  22. Centre for Research and Advocacy-Manipur (CRAM) – India
  23. Children’s Rehabilitation Center – Philippines
  24. Communication Workers Union, Australia
  25. ConfédérationNationale des Travailleurs du Sénégal (CNTS), Sénégal, West Africa
  26. COURAGE, Philippines
  27. Defend Jobs Philippines
  28. EILER, Philippines
  29. Femmes de diverses origins, Canada
  30. FASV, Guatemala
  31. FGIE, Ecuador
  32. FPR, Mexico
  33. Global People Surge (GPS)
  34. HUSTISYA, Philippines
  35. IBON International
  36. Indian Federation of Toiling Peasants (IFTOP) – India
  37. Indigenous Peoples Movement for Self-Determination and Liberation (IPMSDL)
  38. International Association of People’s Lawyers
  39. Gabriela-USA
  40. GATWU, India
  41. KADAMAY-National Capital Region, Philippines
  42. KALIKASAN (Peoples Network for the Environment) – Philippines
  43. KASAMA-TK (KatipunanngSamahangMagbubukidngTimogKatagalugan) – Philippines
  44. KMK, Philippines
  45. KilusangMagbubukidng Pilipinas (KMP) – Philippines
  46. Kilusang Mayo Uno, Philippines
  47. KMP-NMR – Philippines
  48. Migrante Australia
  49. Migrante Canada
  51. NAFLU-KMU, Philippines
  52. National Federation of Sugar Workers (NFSW) – Philippines
  53. National Network of Agrarian Reform Advocates (NNARA-Youth) – Philippines
  54. NTUI, India
  56. PAMALAKAYA (Pambansang Lakas ng Kilusang Mamamalakayang Pilipinas) – Philippines
  57. PAMANGGAS – Philippines
  58. Parents Alternative on Early Childhood Care and Development (PAI) – Philippines
  59. Peoples Coalition on Food Sovereignty (PCFS)
  60. Pesticide Action Network Asia Pacific (PAN AP) – Malaysia
  61. Pesticide Action Network (PAN)-Philippines
  62. Philippines Australia Union Link, Australia
  63. Philippines- Australia Solidarity Association – Australia
  64. Philippine Network of Food Security Programmes (PNFSP)-Philippines
  65. PILAR, Hong Kong
  66. PISTON, Philippines
  67. Reality of Aid – Asia Pacific
  68. Red Guards Los Angeles, USA
  69. Red Sparks Union, Canada
  70. Roots for Equity – Pakistan
  71. SAGUPA-SB – Philippines

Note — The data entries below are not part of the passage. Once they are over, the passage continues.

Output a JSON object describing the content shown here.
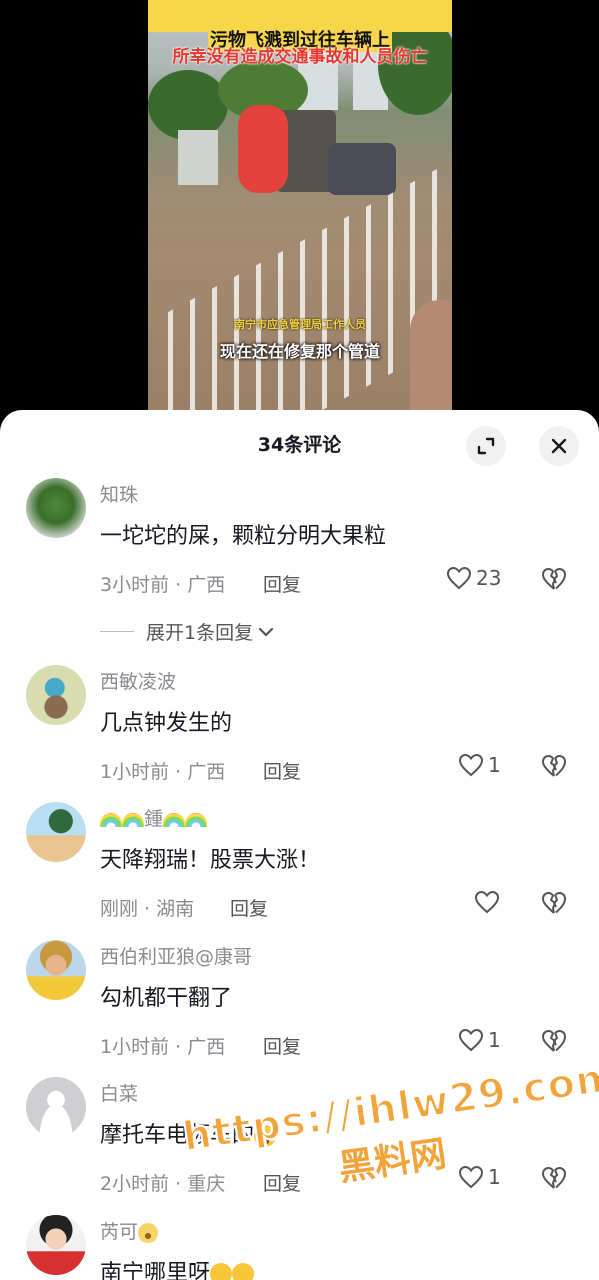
{
  "video": {
    "caption_top": "污物飞溅到过往车辆上",
    "caption_red": "所幸没有造成交通事故和人员伤亡",
    "speaker_label": "南宁市应急管理局工作人员",
    "subtitle": "现在还在修复那个管道"
  },
  "panel": {
    "title": "34条评论",
    "expand_icon": "expand-icon",
    "close_icon": "close-icon"
  },
  "comments": [
    {
      "user": "知珠",
      "text": "一坨坨的屎，颗粒分明大果粒",
      "time": "3小时前",
      "region": "广西",
      "reply": "回复",
      "likes": "23",
      "expand_label": "展开1条回复"
    },
    {
      "user": "西敏凌波",
      "text": "几点钟发生的",
      "time": "1小时前",
      "region": "广西",
      "reply": "回复",
      "likes": "1"
    },
    {
      "user": "鍾",
      "text": "天降翔瑞！股票大涨！",
      "time": "刚刚",
      "region": "湖南",
      "reply": "回复",
      "likes": ""
    },
    {
      "user": "西伯利亚狼@康哥",
      "text": "勾机都干翻了",
      "time": "1小时前",
      "region": "广西",
      "reply": "回复",
      "likes": "1"
    },
    {
      "user": "白菜",
      "text": "摩托车电频车的",
      "time": "2小时前",
      "region": "重庆",
      "reply": "回复",
      "likes": "1"
    },
    {
      "user": "芮可",
      "text": "南宁哪里呀"
    }
  ],
  "watermark": {
    "url": "https://ihlw29.com",
    "cn": "黑料网"
  },
  "colors": {
    "panel_bg": "#ffffff",
    "text_primary": "#161823",
    "text_secondary": "#8a8b91",
    "watermark": "#f2a33a"
  }
}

  72. Salinlahi Alliance for Children’s Concerns – Philippines
  73. Serve the People Association –Taiwan
  74. Seruni, Indonesia
  75. Sinagbayan – Philippines

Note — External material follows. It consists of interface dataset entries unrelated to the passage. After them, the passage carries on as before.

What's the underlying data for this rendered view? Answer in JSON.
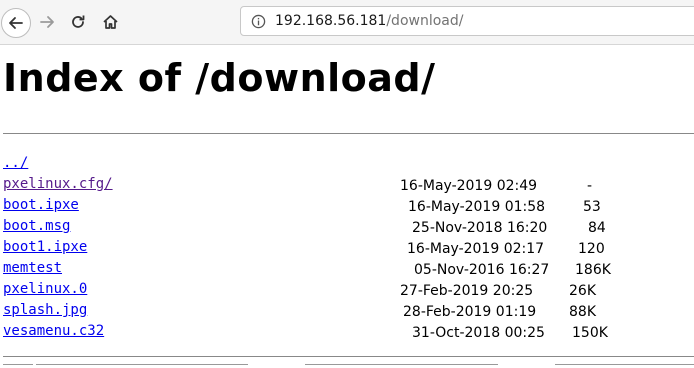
{
  "browser": {
    "url_host": "192.168.56.181",
    "url_path": "/download/"
  },
  "page": {
    "title": "Index of /download/"
  },
  "entries": [
    {
      "name": "../",
      "date": "",
      "size": ""
    },
    {
      "name": "pxelinux.cfg/",
      "date": "16-May-2019  02:49",
      "size": "-"
    },
    {
      "name": "boot.ipxe",
      "date": "16-May-2019  01:58",
      "size": "53"
    },
    {
      "name": "boot.msg",
      "date": "25-Nov-2018  16:20",
      "size": "84"
    },
    {
      "name": "boot1.ipxe",
      "date": "16-May-2019  02:17",
      "size": "120"
    },
    {
      "name": "memtest",
      "date": "05-Nov-2016  16:27",
      "size": "186K"
    },
    {
      "name": "pxelinux.0",
      "date": "27-Feb-2019  20:25",
      "size": "26K"
    },
    {
      "name": "splash.jpg",
      "date": "28-Feb-2019  01:19",
      "size": "88K"
    },
    {
      "name": "vesamenu.c32",
      "date": "31-Oct-2018  00:25",
      "size": "150K"
    }
  ],
  "icons": {
    "back": "arrow-left-icon",
    "forward": "arrow-right-icon",
    "reload": "reload-icon",
    "home": "home-icon",
    "info": "info-icon"
  }
}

  76. Stop Exploitation – Philippines
  77. Sugar Workers Solidarity Network (SWSN) – Philippines
  78. Society for Rural Education (SRED) – India

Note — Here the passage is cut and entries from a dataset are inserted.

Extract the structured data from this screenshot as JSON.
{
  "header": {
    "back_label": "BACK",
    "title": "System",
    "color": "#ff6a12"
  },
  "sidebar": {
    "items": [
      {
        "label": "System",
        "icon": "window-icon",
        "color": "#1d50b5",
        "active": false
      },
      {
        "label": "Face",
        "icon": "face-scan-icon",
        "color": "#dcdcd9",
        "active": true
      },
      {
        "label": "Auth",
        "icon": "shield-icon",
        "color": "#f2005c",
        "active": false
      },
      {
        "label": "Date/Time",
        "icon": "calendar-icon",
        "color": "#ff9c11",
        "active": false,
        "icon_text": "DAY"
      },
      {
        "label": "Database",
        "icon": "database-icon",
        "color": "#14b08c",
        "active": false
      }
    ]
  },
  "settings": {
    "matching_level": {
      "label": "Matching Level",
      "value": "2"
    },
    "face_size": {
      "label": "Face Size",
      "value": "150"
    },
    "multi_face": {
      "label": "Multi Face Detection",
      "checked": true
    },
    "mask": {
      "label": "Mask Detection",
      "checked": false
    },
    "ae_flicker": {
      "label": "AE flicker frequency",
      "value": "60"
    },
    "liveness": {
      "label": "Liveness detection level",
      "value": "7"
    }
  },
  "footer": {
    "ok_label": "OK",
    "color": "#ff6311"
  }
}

  79. Tamil Nadu Women’s Forum (TNWF) – India
  80. Tenaganita (Women’s Force) – Malaysia
  81. UISTAACT-FSM – France
  82. UnyonngManggagawasaAgrikultura (UMA) – Philippines
  83. UPRA, Venezuela